Whatever appears in the listing must be reproduced exactly.

(Data listing)

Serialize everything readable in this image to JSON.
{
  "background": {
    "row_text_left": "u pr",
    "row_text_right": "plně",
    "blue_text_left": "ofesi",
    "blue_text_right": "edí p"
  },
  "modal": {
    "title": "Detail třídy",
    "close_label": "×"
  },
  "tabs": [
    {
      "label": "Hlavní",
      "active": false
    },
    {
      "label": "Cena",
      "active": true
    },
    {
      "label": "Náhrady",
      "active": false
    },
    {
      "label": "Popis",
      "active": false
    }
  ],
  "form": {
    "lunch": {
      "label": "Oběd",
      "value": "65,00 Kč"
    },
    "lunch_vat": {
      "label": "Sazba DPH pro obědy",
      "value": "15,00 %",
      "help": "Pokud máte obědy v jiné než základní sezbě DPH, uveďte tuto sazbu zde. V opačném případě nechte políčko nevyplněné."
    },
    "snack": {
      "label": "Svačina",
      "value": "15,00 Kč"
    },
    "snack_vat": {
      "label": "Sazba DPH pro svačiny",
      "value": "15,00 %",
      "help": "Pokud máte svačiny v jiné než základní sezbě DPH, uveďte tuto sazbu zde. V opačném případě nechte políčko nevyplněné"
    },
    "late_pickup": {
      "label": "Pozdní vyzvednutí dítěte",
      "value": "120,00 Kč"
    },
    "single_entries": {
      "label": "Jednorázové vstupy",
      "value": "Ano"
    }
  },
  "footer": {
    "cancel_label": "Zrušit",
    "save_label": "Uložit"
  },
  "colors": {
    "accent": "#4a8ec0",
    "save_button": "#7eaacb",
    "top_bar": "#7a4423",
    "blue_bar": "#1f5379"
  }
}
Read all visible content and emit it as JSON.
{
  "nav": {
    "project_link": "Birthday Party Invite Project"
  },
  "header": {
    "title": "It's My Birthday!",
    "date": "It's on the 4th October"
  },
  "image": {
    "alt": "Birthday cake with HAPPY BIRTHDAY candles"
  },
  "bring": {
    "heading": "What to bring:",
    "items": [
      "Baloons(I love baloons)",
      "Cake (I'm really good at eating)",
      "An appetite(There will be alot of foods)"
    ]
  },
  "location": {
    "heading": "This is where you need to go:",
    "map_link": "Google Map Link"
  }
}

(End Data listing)

▸ **Finished task**:
Serialize everything readable in this image to JSON.
{
  "background": {
    "row_text_left": "u pr",
    "row_text_right": "plně",
    "blue_text_left": "ofesi",
    "blue_text_right": "edí p"
  },
  "modal": {
    "title": "Detail třídy",
    "close_label": "×"
  },
  "tabs": [
    {
      "label": "Hlavní",
      "active": false
    },
    {
      "label": "Cena",
      "active": true
    },
    {
      "label": "Náhrady",
      "active": false
    },
    {
      "label": "Popis",
      "active": false
    }
  ],
  "form": {
    "lunch": {
      "label": "Oběd",
      "value": "65,00 Kč"
    },
    "lunch_vat": {
      "label": "Sazba DPH pro obědy",
      "value": "15,00 %",
      "help": "Pokud máte obědy v jiné než základní sezbě DPH, uveďte tuto sazbu zde. V opačném případě nechte políčko nevyplněné."
    },
    "snack": {
      "label": "Svačina",
      "value": "15,00 Kč"
    },
    "snack_vat": {
      "label": "Sazba DPH pro svačiny",
      "value": "15,00 %",
      "help": "Pokud máte svačiny v jiné než základní sezbě DPH, uveďte tuto sazbu zde. V opačném případě nechte políčko nevyplněné"
    },
    "late_pickup": {
      "label": "Pozdní vyzvednutí dítěte",
      "value": "120,00 Kč"
    },
    "single_entries": {
      "label": "Jednorázové vstupy",
      "value": "Ano"
    }
  },
  "footer": {
    "cancel_label": "Zrušit",
    "save_label": "Uložit"
  },
  "colors": {
    "accent": "#4a8ec0",
    "save_button": "#7eaacb",
    "top_bar": "#7a4423",
    "blue_bar": "#1f5379"
  }
}
Read all visible content and emit it as JSON.
{
  "nav": {
    "project_link": "Birthday Party Invite Project"
  },
  "header": {
    "title": "It's My Birthday!",
    "date": "It's on the 4th October"
  },
  "image": {
    "alt": "Birthday cake with HAPPY BIRTHDAY candles"
  },
  "bring": {
    "heading": "What to bring:",
    "items": [
      "Baloons(I love baloons)",
      "Cake (I'm really good at eating)",
      "An appetite(There will be alot of foods)"
    ]
  },
  "location": {
    "heading": "This is where you need to go:",
    "map_link": "Google Map Link"
  }
}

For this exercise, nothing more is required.